■ **WHAT IS NEEDED**: All entries are to be returned verbatim.

────────

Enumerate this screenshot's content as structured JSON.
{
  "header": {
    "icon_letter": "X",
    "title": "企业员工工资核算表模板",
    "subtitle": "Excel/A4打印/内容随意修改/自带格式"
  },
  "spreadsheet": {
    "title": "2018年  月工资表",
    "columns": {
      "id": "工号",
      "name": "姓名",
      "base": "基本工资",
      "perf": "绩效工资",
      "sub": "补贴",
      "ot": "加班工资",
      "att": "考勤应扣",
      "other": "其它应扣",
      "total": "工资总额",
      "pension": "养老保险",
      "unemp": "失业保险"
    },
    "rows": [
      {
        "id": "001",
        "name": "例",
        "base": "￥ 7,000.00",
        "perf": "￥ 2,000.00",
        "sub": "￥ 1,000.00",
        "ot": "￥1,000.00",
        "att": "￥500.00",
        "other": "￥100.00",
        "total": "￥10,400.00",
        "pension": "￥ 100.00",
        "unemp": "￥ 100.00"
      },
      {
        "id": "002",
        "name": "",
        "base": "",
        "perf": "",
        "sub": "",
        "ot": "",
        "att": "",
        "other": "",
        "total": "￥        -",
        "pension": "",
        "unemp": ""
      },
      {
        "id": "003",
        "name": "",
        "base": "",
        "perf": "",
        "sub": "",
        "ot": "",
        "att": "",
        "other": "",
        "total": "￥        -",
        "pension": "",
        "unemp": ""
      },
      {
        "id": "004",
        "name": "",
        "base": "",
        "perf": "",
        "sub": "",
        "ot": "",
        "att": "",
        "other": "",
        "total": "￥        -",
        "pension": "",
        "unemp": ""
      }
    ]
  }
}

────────

■ **ANSWER TO THE EXERCISE**:
Enumerate this screenshot's content as structured JSON.
{
  "header": {
    "icon_letter": "X",
    "title": "企业员工工资核算表模板",
    "subtitle": "Excel/A4打印/内容随意修改/自带格式"
  },
  "spreadsheet": {
    "title": "2018年  月工资表",
    "columns": {
      "id": "工号",
      "name": "姓名",
      "base": "基本工资",
      "perf": "绩效工资",
      "sub": "补贴",
      "ot": "加班工资",
      "att": "考勤应扣",
      "other": "其它应扣",
      "total": "工资总额",
      "pension": "养老保险",
      "unemp": "失业保险"
    },
    "rows": [
      {
        "id": "001",
        "name": "例",
        "base": "￥ 7,000.00",
        "perf": "￥ 2,000.00",
        "sub": "￥ 1,000.00",
        "ot": "￥1,000.00",
        "att": "￥500.00",
        "other": "￥100.00",
        "total": "￥10,400.00",
        "pension": "￥ 100.00",
        "unemp": "￥ 100.00"
      },
      {
        "id": "002",
        "name": "",
        "base": "",
        "perf": "",
        "sub": "",
        "ot": "",
        "att": "",
        "other": "",
        "total": "￥        -",
        "pension": "",
        "unemp": ""
      },
      {
        "id": "003",
        "name": "",
        "base": "",
        "perf": "",
        "sub": "",
        "ot": "",
        "att": "",
        "other": "",
        "total": "￥        -",
        "pension": "",
        "unemp": ""
      },
      {
        "id": "004",
        "name": "",
        "base": "",
        "perf": "",
        "sub": "",
        "ot": "",
        "att": "",
        "other": "",
        "total": "￥        -",
        "pension": "",
        "unemp": ""
      }
    ]
  }
}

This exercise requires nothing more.